Scheibe Bergfalke 2 / Bergfalke 3 / Bergfalke 4
This tandem two-seater training and competition sailplane had its origins in the prototype Mü-13E Bergfalke I general purpose two-seater designed and built by Dipl-lng Egon Scheibe in Austria, and which made its first flight on 5 August 1951. At the end of that year the Scheibe Flugzeugbau GmbH was founded and the Bergfalke (or Mountain Falcon) was the first type to go into production at the new company's works at Munich-Riem airport.
From the Mü-13E the Bergfalke II was developed with 4° forward sweep on the wings, and more than 250 of these two versions were built; the Mk II, dating from 1951, was succeeded by the Bergfalke II/55 two-seater which also had a fabric-covered steel tube fuselage and single-spar wooden wings of 54 ft 6 in span and 15.6 aspect ratio, these being of 14.5% Mü section, higher gross weight and payload.
A Bergfalke 2/55 has been modified with the addition of a retracting Nelson H-59 engine and two wheel landing gear.
(TC-PDJ)/5824 Scheibe Bergfalke II/55 (5824)
The II/55 was succeeded by the Bergfalke III with a more streamlined cockpit canopy, a redesigned and taller fin and rudder and 2° forward sweep on the wings of the same section, which have Schempp-Hirth air brakes; the monowheel is non-retractable as before, but a tail wheel replaces the II/55's tailskid.
A few Bergfalke IIIs were built under licence by the Spanish firm Stark Iberica SA.
The -4 model was introduced in 1970 with 2 ft greater span (17.2 m./ 56.5 ft.) wing of Wortmann section and large Schempp-Hirth airbrakes. The Bergfalke IV aspect ratio of 17.4 gives improved performance, including a best glide ratio of 34:1 instead of 28:1 and a lower minimum sinking speed.

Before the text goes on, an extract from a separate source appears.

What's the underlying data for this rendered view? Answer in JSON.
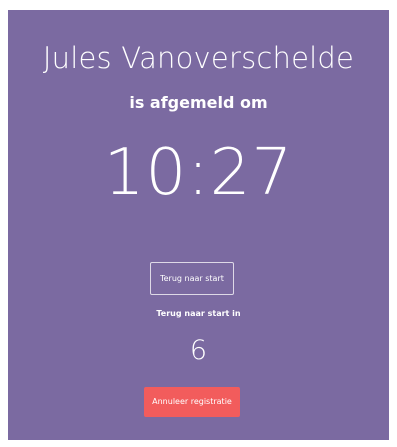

Construction of the prototype Bergfalke IV began early in 1969 and the first flight was made a few months later, and a total of 70 of this version had been built by the beginning of 1978. The cantilever mid-wings are of all-wood construction with a fabric covered plywood skin; they have single laminated beechwood box spars joined at the fuselage centreline with a single vertical pin. The ailerons and Schempp-Hirth air brakes are also of wood. Like previous versions, the welded steel tube fuselage is fabric-covered, the nose section on the Mk IV being a moulded glassfibre shell. The tail unit is of wooden construction, the tailplane being mounted on the fuselage forward of the fin; there is a Flettner trim tab in the starboard elevator. The landing gear consists of a non-retractable monowheel and a tailwheel. The two pilots are seated under a blown Plexiglas canopy.
A Bergfalke IV has been modified by the Flying Training School of the Detmold Aero Club into a motor glider, with one Lloyd LS-400 piston engine in the fuselage driving a pair of small two-bladed pusher propellers which rotate within cutouts in each wing near the trailing edge; there is a 12v battery for engine starting. In this form the Bergfalke IV is known as the LVD BF IV-BIMO, the letters LVD signifying Schulerfluggemeinschaft der Luftsportverein Detmold EV. Scheibe themselves were test flying another powered version of the Bergfalke IVearly in 1976 with a 52hp Hirth 0-28 flat twin engine mounted on a retractable pylon aft of the cockpit and driving a two-blade fixed-pitch tractor airscrew; the engine can be raised and lowered into the fuselage electrically in less than 20 seconds, retracting behind closed doors. This version was known as the Bergfalke IVM.
Span : 56 ft 5.25 in
Length: 26 ft 3 in
Height: 4 ft 11 in
Wing area: 183 sq.ft
Aspect ratio: 17.4
Empty weight: 661 lb
Max weight: 1,102 lb
Max speed: 124 mph (in smooth air)
Max aero-tow speed: 87 mph
Min sinking speed: 2.23 ft/sec at 47 mph
Best glide ratio: 34:1 at 59 mph